§ Required action:
Establish how many lines in the records below include the word "search"; respond with that number only.

————————

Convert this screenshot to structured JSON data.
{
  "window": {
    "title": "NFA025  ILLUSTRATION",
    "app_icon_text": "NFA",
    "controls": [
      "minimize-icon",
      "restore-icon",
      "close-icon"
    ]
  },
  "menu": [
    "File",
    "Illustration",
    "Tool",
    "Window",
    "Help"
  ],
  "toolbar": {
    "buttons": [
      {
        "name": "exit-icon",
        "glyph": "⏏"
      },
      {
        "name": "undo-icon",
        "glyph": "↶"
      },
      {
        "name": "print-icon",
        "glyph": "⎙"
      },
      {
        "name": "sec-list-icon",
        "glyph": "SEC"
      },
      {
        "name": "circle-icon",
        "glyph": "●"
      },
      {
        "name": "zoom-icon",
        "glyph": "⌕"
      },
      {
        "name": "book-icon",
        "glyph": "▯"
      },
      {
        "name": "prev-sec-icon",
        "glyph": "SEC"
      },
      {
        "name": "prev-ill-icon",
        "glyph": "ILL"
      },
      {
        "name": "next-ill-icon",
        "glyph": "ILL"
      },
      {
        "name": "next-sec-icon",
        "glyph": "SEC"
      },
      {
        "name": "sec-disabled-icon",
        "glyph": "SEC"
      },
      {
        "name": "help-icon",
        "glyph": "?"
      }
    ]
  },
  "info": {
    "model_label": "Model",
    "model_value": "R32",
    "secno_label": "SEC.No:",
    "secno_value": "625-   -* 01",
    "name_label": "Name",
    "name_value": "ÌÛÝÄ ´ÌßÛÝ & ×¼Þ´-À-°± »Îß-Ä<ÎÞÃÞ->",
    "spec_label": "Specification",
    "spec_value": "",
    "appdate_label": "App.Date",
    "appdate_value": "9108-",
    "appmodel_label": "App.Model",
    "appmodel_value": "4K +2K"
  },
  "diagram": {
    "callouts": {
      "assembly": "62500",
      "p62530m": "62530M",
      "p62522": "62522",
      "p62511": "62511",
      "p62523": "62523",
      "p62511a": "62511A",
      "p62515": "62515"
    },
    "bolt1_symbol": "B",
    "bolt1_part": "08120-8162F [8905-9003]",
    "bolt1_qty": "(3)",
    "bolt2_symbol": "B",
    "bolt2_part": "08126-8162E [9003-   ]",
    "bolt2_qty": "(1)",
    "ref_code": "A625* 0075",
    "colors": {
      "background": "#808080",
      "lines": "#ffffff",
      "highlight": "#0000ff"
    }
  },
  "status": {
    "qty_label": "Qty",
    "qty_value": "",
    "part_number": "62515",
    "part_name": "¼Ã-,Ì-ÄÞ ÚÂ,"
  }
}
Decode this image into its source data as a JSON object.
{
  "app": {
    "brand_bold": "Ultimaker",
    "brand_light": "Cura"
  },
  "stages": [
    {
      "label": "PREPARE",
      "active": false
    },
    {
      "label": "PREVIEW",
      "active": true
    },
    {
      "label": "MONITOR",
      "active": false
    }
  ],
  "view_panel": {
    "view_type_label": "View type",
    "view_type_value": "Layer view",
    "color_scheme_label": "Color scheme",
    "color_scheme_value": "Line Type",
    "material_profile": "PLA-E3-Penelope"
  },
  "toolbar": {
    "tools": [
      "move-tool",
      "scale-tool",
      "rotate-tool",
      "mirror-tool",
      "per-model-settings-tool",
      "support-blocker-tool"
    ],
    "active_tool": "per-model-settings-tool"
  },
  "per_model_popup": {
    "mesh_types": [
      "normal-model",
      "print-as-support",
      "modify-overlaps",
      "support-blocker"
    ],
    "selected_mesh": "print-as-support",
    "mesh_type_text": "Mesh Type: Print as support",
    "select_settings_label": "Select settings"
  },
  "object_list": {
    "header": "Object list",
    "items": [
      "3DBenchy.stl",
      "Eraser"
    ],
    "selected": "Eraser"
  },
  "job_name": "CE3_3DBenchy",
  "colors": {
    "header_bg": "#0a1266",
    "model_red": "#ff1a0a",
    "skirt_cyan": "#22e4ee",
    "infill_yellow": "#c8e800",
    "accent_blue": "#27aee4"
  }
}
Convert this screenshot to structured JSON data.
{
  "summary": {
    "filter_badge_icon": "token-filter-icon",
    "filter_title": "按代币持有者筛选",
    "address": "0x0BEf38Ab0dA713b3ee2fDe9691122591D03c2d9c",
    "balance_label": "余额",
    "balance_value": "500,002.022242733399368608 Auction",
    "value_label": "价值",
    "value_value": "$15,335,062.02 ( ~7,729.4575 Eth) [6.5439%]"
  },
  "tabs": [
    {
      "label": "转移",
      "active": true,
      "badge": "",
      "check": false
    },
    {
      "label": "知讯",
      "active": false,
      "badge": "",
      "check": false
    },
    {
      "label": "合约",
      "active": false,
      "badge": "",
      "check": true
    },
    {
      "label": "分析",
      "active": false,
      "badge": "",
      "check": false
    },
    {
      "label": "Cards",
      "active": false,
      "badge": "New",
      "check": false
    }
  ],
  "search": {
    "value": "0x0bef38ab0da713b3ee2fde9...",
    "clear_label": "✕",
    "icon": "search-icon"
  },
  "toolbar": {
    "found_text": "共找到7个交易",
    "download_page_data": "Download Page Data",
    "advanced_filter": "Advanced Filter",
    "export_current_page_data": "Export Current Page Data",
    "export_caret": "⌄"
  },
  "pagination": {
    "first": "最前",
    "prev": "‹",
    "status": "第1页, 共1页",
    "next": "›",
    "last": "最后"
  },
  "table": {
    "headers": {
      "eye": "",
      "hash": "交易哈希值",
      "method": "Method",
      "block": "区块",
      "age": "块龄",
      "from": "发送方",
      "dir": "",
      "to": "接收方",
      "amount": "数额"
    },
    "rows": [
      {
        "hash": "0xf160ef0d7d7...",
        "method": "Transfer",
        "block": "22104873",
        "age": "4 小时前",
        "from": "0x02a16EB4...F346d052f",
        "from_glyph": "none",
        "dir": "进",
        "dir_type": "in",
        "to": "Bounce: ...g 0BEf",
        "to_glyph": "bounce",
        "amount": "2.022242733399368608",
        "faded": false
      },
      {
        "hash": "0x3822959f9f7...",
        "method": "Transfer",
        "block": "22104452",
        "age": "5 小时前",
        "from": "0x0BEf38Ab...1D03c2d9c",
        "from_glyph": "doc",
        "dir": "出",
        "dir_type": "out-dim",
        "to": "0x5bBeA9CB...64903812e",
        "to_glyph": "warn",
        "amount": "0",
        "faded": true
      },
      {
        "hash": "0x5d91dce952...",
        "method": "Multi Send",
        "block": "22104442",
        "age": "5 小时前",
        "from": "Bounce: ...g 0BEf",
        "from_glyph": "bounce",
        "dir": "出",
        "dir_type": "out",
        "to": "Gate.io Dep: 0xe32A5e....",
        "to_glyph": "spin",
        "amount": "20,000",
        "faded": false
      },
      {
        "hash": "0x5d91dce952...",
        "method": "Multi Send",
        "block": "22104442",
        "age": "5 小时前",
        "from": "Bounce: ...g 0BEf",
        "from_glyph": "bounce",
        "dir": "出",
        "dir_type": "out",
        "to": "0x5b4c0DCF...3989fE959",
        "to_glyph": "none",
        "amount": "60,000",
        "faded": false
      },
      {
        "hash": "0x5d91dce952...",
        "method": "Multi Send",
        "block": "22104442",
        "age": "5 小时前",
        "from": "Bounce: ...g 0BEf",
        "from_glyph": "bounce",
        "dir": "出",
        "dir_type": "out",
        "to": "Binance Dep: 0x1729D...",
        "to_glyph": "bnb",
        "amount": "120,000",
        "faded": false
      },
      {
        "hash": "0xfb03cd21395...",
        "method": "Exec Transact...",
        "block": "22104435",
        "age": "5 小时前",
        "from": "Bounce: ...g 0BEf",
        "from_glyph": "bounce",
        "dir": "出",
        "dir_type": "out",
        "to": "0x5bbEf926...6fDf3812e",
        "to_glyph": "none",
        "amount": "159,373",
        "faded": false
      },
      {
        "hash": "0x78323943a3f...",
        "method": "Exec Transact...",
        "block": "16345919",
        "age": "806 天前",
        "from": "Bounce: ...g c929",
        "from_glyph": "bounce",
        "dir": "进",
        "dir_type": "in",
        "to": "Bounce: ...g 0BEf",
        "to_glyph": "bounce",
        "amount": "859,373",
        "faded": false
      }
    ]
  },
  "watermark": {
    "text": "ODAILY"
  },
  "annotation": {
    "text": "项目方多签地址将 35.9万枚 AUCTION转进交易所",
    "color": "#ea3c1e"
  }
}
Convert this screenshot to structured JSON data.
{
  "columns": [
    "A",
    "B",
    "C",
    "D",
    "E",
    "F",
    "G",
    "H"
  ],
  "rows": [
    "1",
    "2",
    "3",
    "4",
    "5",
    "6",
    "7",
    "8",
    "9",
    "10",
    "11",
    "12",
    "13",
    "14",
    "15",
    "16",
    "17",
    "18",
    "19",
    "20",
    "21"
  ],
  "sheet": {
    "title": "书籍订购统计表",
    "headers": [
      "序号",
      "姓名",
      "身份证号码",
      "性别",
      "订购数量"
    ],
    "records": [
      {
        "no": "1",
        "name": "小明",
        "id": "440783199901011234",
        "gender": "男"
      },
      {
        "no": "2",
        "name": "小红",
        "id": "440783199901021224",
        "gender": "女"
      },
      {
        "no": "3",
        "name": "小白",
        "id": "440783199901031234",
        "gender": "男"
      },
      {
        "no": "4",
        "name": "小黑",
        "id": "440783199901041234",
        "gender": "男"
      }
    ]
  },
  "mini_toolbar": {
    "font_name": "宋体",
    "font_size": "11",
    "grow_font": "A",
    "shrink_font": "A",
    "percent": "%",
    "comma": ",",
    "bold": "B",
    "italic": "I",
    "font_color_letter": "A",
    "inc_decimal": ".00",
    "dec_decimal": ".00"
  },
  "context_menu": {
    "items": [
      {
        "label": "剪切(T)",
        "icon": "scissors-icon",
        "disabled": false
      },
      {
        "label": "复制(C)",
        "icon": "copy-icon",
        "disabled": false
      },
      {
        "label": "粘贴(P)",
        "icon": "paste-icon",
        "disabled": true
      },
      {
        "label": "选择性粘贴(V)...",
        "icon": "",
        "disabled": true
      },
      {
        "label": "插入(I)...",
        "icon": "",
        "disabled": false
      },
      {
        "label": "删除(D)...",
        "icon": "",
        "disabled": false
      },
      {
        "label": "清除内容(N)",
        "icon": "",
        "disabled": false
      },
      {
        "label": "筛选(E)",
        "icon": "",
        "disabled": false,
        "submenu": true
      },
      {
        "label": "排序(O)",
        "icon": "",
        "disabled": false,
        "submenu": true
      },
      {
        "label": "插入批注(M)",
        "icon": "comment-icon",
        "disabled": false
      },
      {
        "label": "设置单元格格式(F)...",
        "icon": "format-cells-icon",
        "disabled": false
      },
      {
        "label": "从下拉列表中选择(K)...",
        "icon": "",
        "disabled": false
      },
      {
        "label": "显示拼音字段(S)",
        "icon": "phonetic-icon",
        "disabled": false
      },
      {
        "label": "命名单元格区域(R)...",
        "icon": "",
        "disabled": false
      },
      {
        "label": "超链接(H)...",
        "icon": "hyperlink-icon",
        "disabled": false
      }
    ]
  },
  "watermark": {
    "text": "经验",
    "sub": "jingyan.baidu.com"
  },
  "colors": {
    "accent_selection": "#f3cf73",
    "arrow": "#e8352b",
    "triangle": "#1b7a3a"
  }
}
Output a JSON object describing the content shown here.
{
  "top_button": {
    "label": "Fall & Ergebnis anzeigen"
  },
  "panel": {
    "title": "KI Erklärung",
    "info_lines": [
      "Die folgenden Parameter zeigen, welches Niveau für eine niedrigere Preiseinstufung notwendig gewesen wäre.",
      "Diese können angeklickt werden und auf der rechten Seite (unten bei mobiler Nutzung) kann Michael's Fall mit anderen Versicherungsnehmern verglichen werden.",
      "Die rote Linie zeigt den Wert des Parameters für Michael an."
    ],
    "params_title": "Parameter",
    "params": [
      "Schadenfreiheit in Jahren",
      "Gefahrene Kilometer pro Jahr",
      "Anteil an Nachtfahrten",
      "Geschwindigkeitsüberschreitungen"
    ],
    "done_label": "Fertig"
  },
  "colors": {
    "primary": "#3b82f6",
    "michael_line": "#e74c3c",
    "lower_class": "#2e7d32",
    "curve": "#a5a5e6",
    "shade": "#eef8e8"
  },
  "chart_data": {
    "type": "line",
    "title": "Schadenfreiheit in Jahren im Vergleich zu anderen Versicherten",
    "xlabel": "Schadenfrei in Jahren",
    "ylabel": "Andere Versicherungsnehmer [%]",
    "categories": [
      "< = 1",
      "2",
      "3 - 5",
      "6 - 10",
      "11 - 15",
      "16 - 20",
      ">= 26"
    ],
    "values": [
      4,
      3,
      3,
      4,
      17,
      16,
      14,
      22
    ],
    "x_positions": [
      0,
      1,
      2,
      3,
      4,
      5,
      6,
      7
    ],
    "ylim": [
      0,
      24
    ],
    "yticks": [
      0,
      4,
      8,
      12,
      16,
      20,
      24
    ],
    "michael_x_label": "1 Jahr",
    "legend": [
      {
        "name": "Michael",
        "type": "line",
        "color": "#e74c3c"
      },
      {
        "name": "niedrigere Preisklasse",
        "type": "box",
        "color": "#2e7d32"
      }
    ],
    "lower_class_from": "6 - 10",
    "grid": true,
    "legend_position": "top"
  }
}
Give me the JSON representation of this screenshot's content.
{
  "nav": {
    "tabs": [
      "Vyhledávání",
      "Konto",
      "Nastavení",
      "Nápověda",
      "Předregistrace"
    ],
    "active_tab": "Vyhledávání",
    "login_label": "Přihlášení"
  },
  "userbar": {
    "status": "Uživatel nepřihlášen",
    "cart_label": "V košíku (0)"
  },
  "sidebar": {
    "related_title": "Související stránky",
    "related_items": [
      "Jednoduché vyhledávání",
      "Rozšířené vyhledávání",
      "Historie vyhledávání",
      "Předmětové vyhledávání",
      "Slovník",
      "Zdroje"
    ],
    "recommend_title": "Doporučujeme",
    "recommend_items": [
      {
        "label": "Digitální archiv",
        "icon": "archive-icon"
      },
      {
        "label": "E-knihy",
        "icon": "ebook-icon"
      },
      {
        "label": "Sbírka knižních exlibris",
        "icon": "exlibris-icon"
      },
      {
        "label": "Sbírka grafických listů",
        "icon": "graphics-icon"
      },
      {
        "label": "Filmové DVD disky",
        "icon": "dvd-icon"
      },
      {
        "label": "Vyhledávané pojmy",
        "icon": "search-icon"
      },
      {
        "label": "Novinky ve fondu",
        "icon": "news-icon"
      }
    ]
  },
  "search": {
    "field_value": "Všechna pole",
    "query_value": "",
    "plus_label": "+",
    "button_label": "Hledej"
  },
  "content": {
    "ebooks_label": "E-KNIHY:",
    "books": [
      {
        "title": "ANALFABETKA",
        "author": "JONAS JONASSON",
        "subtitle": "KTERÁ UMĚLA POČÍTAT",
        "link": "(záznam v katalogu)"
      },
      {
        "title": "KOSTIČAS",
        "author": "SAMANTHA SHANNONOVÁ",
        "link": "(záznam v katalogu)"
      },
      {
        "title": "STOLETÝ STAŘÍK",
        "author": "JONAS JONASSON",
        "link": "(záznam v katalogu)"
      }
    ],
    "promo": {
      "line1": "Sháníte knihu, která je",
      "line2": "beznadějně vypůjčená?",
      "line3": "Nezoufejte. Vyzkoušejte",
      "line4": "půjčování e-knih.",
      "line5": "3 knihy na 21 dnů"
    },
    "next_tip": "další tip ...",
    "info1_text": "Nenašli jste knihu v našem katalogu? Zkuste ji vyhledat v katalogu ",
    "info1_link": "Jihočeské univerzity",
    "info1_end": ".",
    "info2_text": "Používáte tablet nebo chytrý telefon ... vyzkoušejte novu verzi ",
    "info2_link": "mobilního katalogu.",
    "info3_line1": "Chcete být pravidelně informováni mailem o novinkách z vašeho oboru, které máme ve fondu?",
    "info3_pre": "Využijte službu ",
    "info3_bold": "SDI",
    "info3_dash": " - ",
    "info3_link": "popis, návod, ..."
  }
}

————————

§ Answer to the exercise:
4